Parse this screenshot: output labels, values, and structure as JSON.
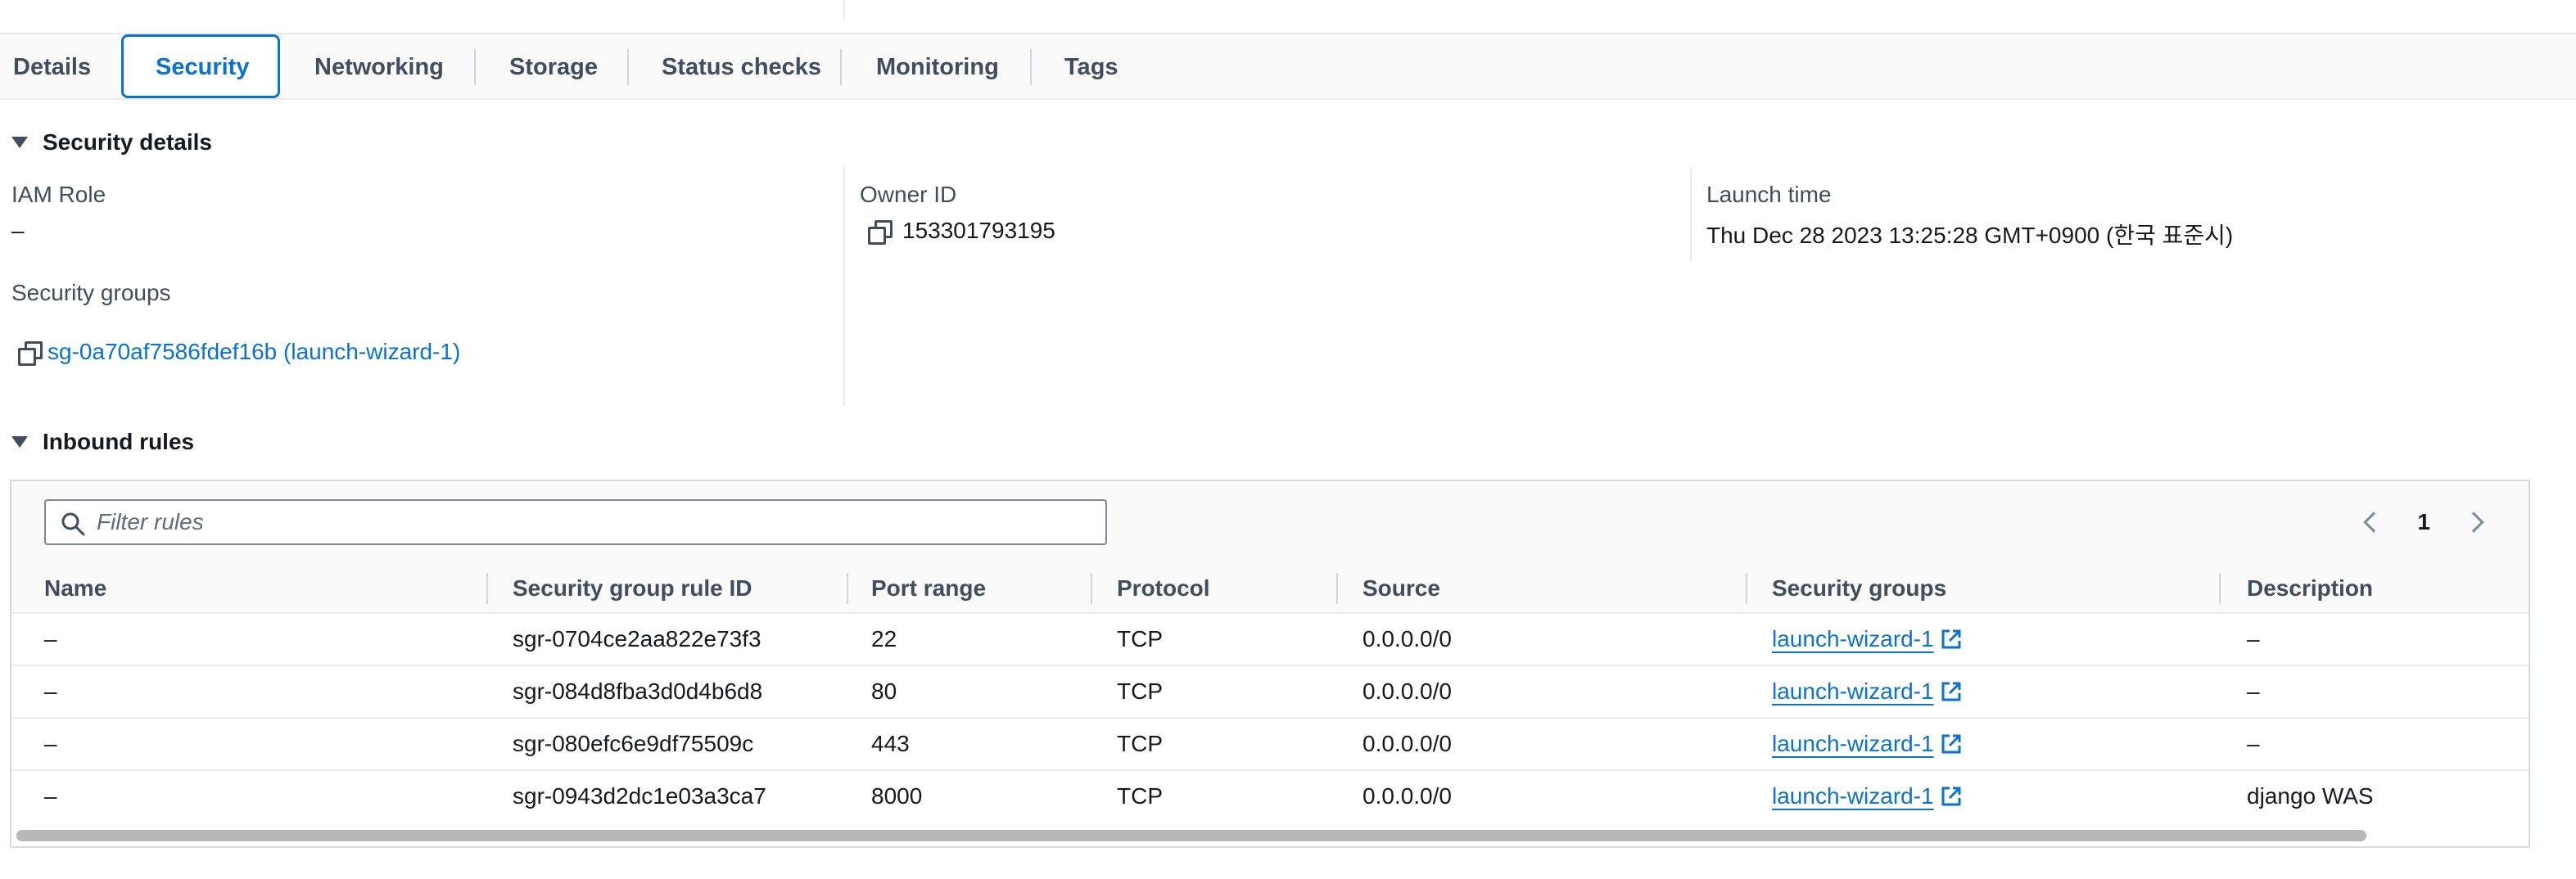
{
  "tabs": [
    "Details",
    "Security",
    "Networking",
    "Storage",
    "Status checks",
    "Monitoring",
    "Tags"
  ],
  "active_tab": "Security",
  "security_details": {
    "heading": "Security details",
    "iam_role_label": "IAM Role",
    "iam_role_value": "–",
    "owner_id_label": "Owner ID",
    "owner_id_value": "153301793195",
    "launch_time_label": "Launch time",
    "launch_time_value": "Thu Dec 28 2023 13:25:28 GMT+0900 (한국 표준시)",
    "security_groups_label": "Security groups",
    "security_groups_value": "sg-0a70af7586fdef16b (launch-wizard-1)"
  },
  "inbound_rules": {
    "heading": "Inbound rules",
    "filter_placeholder": "Filter rules",
    "page": "1",
    "columns": [
      "Name",
      "Security group rule ID",
      "Port range",
      "Protocol",
      "Source",
      "Security groups",
      "Description"
    ],
    "rows": [
      {
        "name": "–",
        "rule_id": "sgr-0704ce2aa822e73f3",
        "port": "22",
        "protocol": "TCP",
        "source": "0.0.0.0/0",
        "sg": "launch-wizard-1",
        "description": "–"
      },
      {
        "name": "–",
        "rule_id": "sgr-084d8fba3d0d4b6d8",
        "port": "80",
        "protocol": "TCP",
        "source": "0.0.0.0/0",
        "sg": "launch-wizard-1",
        "description": "–"
      },
      {
        "name": "–",
        "rule_id": "sgr-080efc6e9df75509c",
        "port": "443",
        "protocol": "TCP",
        "source": "0.0.0.0/0",
        "sg": "launch-wizard-1",
        "description": "–"
      },
      {
        "name": "–",
        "rule_id": "sgr-0943d2dc1e03a3ca7",
        "port": "8000",
        "protocol": "TCP",
        "source": "0.0.0.0/0",
        "sg": "launch-wizard-1",
        "description": "django WAS"
      }
    ]
  },
  "colors": {
    "accent": "#0972d3",
    "text": "#16191f",
    "muted": "#414d5c",
    "border": "#e9ebed"
  },
  "icons": [
    "copy-icon",
    "search-icon",
    "chevron-left-icon",
    "chevron-right-icon",
    "external-link-icon",
    "caret-down-icon"
  ]
}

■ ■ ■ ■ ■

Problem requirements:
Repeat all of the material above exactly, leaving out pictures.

Answer to the problem:
Parse this screenshot: output labels, values, and structure as JSON.
{
  "tabs": [
    "Details",
    "Security",
    "Networking",
    "Storage",
    "Status checks",
    "Monitoring",
    "Tags"
  ],
  "active_tab": "Security",
  "security_details": {
    "heading": "Security details",
    "iam_role_label": "IAM Role",
    "iam_role_value": "–",
    "owner_id_label": "Owner ID",
    "owner_id_value": "153301793195",
    "launch_time_label": "Launch time",
    "launch_time_value": "Thu Dec 28 2023 13:25:28 GMT+0900 (한국 표준시)",
    "security_groups_label": "Security groups",
    "security_groups_value": "sg-0a70af7586fdef16b (launch-wizard-1)"
  },
  "inbound_rules": {
    "heading": "Inbound rules",
    "filter_placeholder": "Filter rules",
    "page": "1",
    "columns": [
      "Name",
      "Security group rule ID",
      "Port range",
      "Protocol",
      "Source",
      "Security groups",
      "Description"
    ],
    "rows": [
      {
        "name": "–",
        "rule_id": "sgr-0704ce2aa822e73f3",
        "port": "22",
        "protocol": "TCP",
        "source": "0.0.0.0/0",
        "sg": "launch-wizard-1",
        "description": "–"
      },
      {
        "name": "–",
        "rule_id": "sgr-084d8fba3d0d4b6d8",
        "port": "80",
        "protocol": "TCP",
        "source": "0.0.0.0/0",
        "sg": "launch-wizard-1",
        "description": "–"
      },
      {
        "name": "–",
        "rule_id": "sgr-080efc6e9df75509c",
        "port": "443",
        "protocol": "TCP",
        "source": "0.0.0.0/0",
        "sg": "launch-wizard-1",
        "description": "–"
      },
      {
        "name": "–",
        "rule_id": "sgr-0943d2dc1e03a3ca7",
        "port": "8000",
        "protocol": "TCP",
        "source": "0.0.0.0/0",
        "sg": "launch-wizard-1",
        "description": "django WAS"
      }
    ]
  },
  "colors": {
    "accent": "#0972d3",
    "text": "#16191f",
    "muted": "#414d5c",
    "border": "#e9ebed"
  },
  "icons": [
    "copy-icon",
    "search-icon",
    "chevron-left-icon",
    "chevron-right-icon",
    "external-link-icon",
    "caret-down-icon"
  ]
}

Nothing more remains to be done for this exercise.